During the vote, it is reported that the all-powerful FIFA executive committee took it in turns to ridicule English football. Some reporters described the views expressed during the meeting as a 'tidal wave of anti-England sentiment'.
The arrogance and the power of England's premier football league, to be honest, does not go down too well with Europeans. English Premier League clubs, because of their financial prowess, can buy the best players in the world to the extent that some of these sides hardly have any British born players. The English are not slow to flout their league as the best in the world – though that did not stop Barcelona from thrashing Manchester United in the UEFA Cup final – and the same arrogance surrounds the national side with the England manager perhaps getting eight times the salary of Blatter himself – although that again did not help England much in the World Cup when they got thrashed 4-1 by Germany.
The behaviour of the English football authorities after the failed World Cup bid has been likened to that of a baby throwing his toys out of the pram after failing to have his way. A friendly in Bangkok was cancelled after Thailand failed to deliver the vote they had promised; the entire attitude has been one of petulance over being treated 'most unfairly'.
For all that, England's conduct of its World Cup bid was rather less white than the driven snow. They bent over trying to please one of the FIFA members on the World Cup Committee, Jack Warner, by sending the England team to Trinidad and Tobago to celebrate the country's centenary. The famous English footballer David Beckham was further dispatched on a coaching trip to Warner's homeland to cement the backing for 2018(which never came) from one of FIFA's main powerbrokers.
Warner is now one of the accused.
Even apart from the bid, the English Football Association (FA) has had its due share of scandal, one even involving a beauty of Bangladeshi origin, Fariah Alam.
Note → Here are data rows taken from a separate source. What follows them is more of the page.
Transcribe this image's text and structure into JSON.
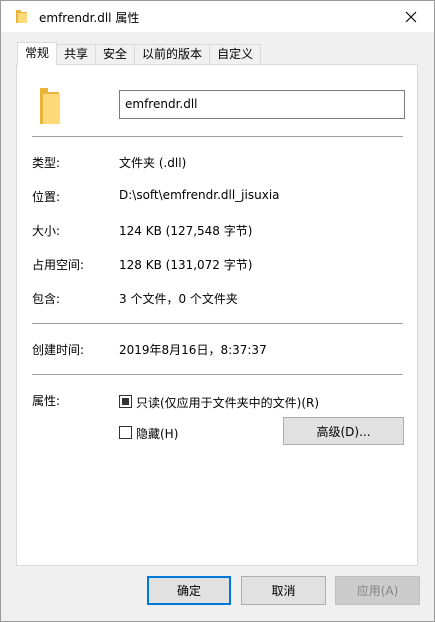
{
  "window": {
    "title": "emfrendr.dll 属性",
    "close_symbol": "✕"
  },
  "tabs": [
    {
      "label": "常规",
      "active": true
    },
    {
      "label": "共享",
      "active": false
    },
    {
      "label": "安全",
      "active": false
    },
    {
      "label": "以前的版本",
      "active": false
    },
    {
      "label": "自定义",
      "active": false
    }
  ],
  "general": {
    "file_name": "emfrendr.dll",
    "rows": {
      "type": {
        "label": "类型:",
        "value": "文件夹 (.dll)"
      },
      "location": {
        "label": "位置:",
        "value": "D:\\soft\\emfrendr.dll_jisuxia"
      },
      "size": {
        "label": "大小:",
        "value": "124 KB (127,548 字节)"
      },
      "size_on_disk": {
        "label": "占用空间:",
        "value": "128 KB (131,072 字节)"
      },
      "contains": {
        "label": "包含:",
        "value": "3 个文件，0 个文件夹"
      },
      "created": {
        "label": "创建时间:",
        "value": "2019年8月16日，8:37:37"
      }
    },
    "attributes": {
      "label": "属性:",
      "readonly_label": "只读(仅应用于文件夹中的文件)(R)",
      "readonly_state": "indeterminate",
      "hidden_label": "隐藏(H)",
      "hidden_checked": false,
      "advanced_label": "高级(D)..."
    }
  },
  "footer": {
    "ok_label": "确定",
    "cancel_label": "取消",
    "apply_label": "应用(A)"
  },
  "colors": {
    "folder_light": "#ffd977",
    "folder_dark": "#e8b53a",
    "accent": "#0078d7"
  }
}
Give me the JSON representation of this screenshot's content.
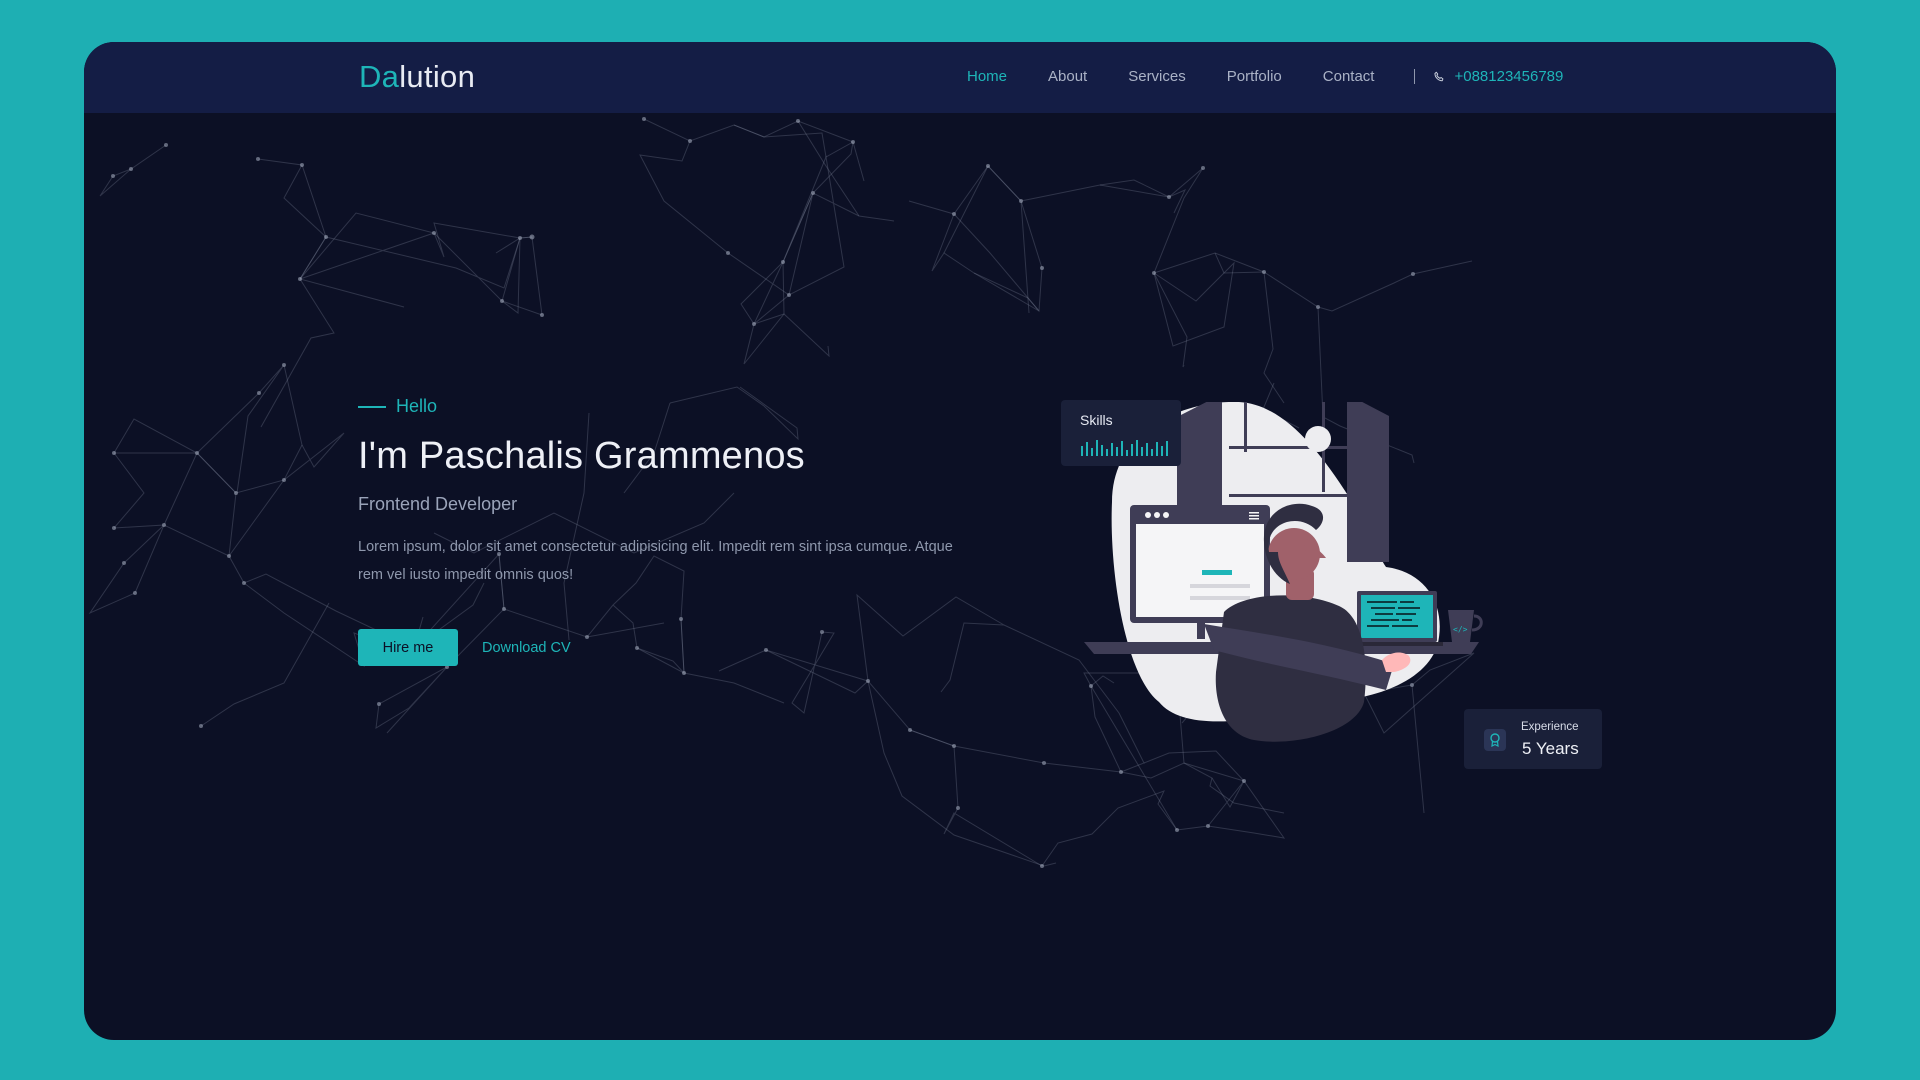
{
  "brand": {
    "prefix": "Da",
    "suffix": "lution",
    "accent_color": "#1eb5b8"
  },
  "nav": {
    "links": [
      {
        "label": "Home",
        "active": true
      },
      {
        "label": "About",
        "active": false
      },
      {
        "label": "Services",
        "active": false
      },
      {
        "label": "Portfolio",
        "active": false
      },
      {
        "label": "Contact",
        "active": false
      }
    ],
    "phone": "+088123456789",
    "phone_icon": "phone-icon"
  },
  "hero": {
    "greeting": "Hello",
    "name": "I'm Paschalis Grammenos",
    "role": "Frontend Developer",
    "description": "Lorem ipsum, dolor sit amet consectetur adipisicing elit. Impedit rem sint ipsa cumque. Atque rem vel iusto impedit omnis quos!",
    "primary_button": "Hire me",
    "secondary_button": "Download CV"
  },
  "cards": {
    "skills": {
      "title": "Skills"
    },
    "experience": {
      "label": "Experience",
      "value": "5 Years",
      "icon": "award-icon"
    }
  },
  "colors": {
    "page_background": "#1eafb3",
    "frame_background": "#0c1025",
    "navbar_background": "#141d45",
    "accent": "#1eb5b8"
  }
}
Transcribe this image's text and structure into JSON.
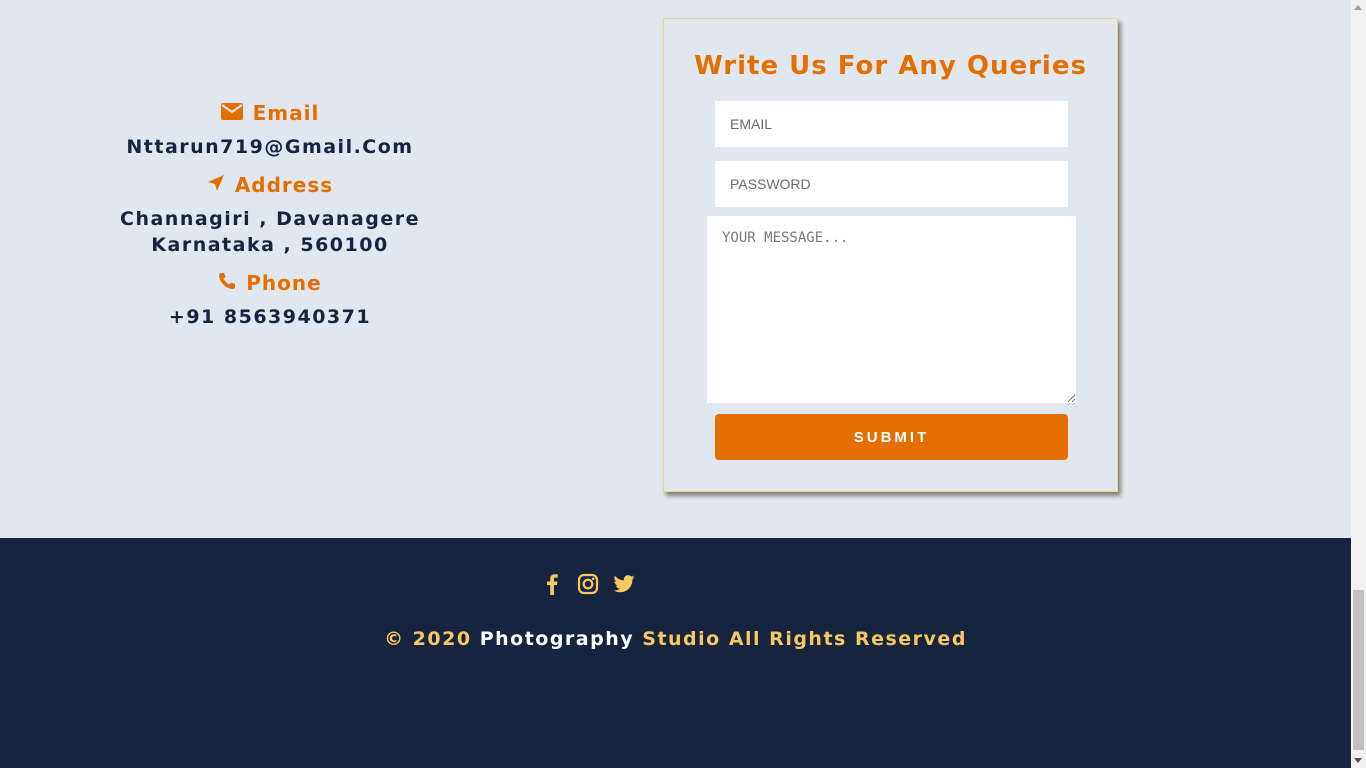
{
  "contact": {
    "email_heading": "Email",
    "email_value": "Nttarun719@Gmail.Com",
    "address_heading": "Address",
    "address_line1": "Channagiri , Davanagere",
    "address_line2": "Karnataka , 560100",
    "phone_heading": "Phone",
    "phone_value": "+91 8563940371",
    "icons": [
      "envelope-icon",
      "location-arrow-icon",
      "phone-icon"
    ]
  },
  "form": {
    "title": "Write Us For Any Queries",
    "email_placeholder": "EMAIL",
    "password_placeholder": "PASSWORD",
    "message_placeholder": "YOUR MESSAGE...",
    "submit_label": "SUBMIT"
  },
  "footer": {
    "social_icons": [
      "facebook-icon",
      "instagram-icon",
      "twitter-icon"
    ],
    "copyright_prefix": "© 2020",
    "brand": "Photography",
    "copyright_suffix": "Studio All Rights Reserved"
  },
  "colors": {
    "accent": "#e46f00",
    "navy": "#162440",
    "background": "#e1e7ee",
    "gold": "#f6c85f"
  }
}
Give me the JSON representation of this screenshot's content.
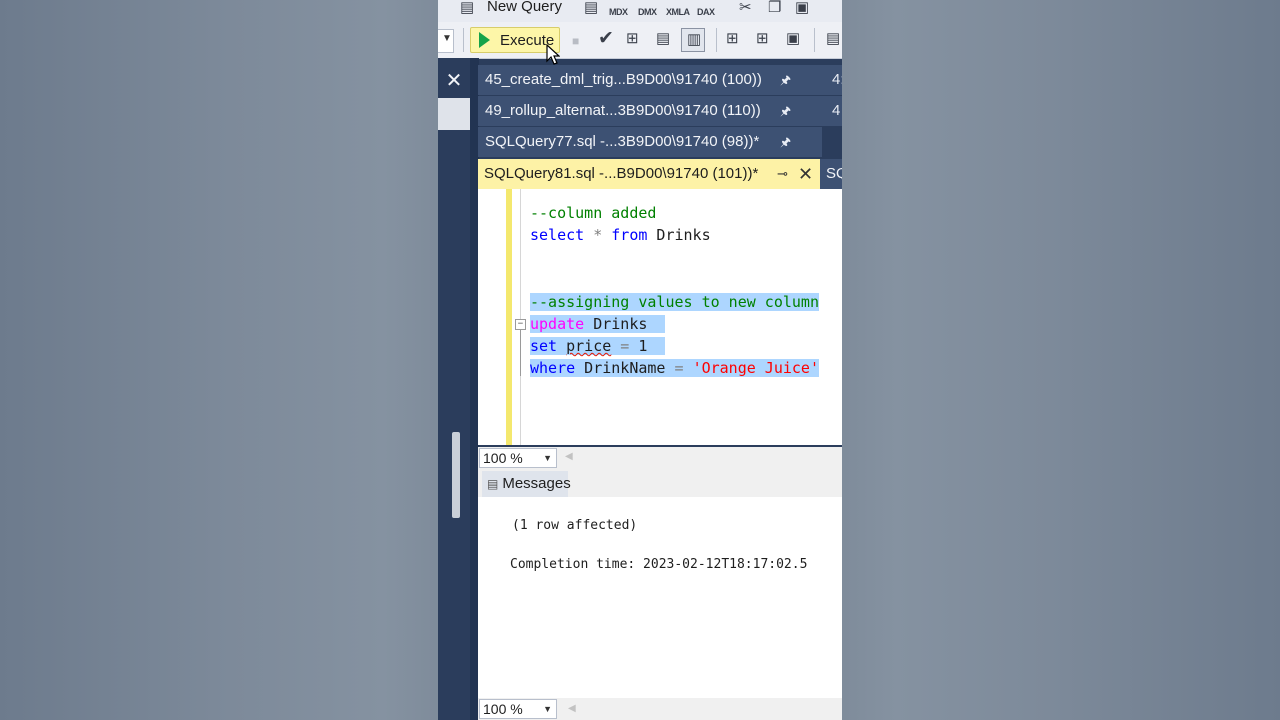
{
  "toolbar": {
    "new_query_label": "New Query",
    "execute_label": "Execute",
    "mdx_label": "MDX",
    "dmx_label": "DMX",
    "xmla_label": "XMLA",
    "dax_label": "DAX"
  },
  "tabs": [
    {
      "label": "45_create_dml_trig...B9D00\\91740 (100))",
      "trail": "4:"
    },
    {
      "label": "49_rollup_alternat...3B9D00\\91740 (110))",
      "trail": "4"
    },
    {
      "label": "SQLQuery77.sql -...3B9D00\\91740 (98))*",
      "trail": ""
    }
  ],
  "active_tab": {
    "label": "SQLQuery81.sql -...B9D00\\91740 (101))*",
    "next_label": "SQ"
  },
  "editor": {
    "line1": "--column added",
    "line2_kw1": "select",
    "line2_op": " * ",
    "line2_kw2": "from",
    "line2_id": " Drinks",
    "line3": "--assigning values to new column",
    "line4_kw": "update",
    "line4_id": " Drinks",
    "line5_kw": "set",
    "line5_sp": " ",
    "line5_col": "price",
    "line5_op": " = ",
    "line5_val": "1",
    "line6_kw": "where",
    "line6_id": " DrinkName",
    "line6_op": " = ",
    "line6_str": "'Orange Juice'"
  },
  "zoom_top": "100 %",
  "results": {
    "messages_tab": "Messages",
    "line1": "(1 row affected)",
    "line2": "Completion time: 2023-02-12T18:17:02.5"
  },
  "zoom_bottom": "100 %"
}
The entire episode brings into focus another important issue, namely, how does the media keep itself above popular sentiment, for popular sentiment is not always right. It is a question very relevant to Pakistan for if the Pakistan media had been able to keep itself above what was seen as popular sentiment, the country may not have been in the hole in which it finds itself today.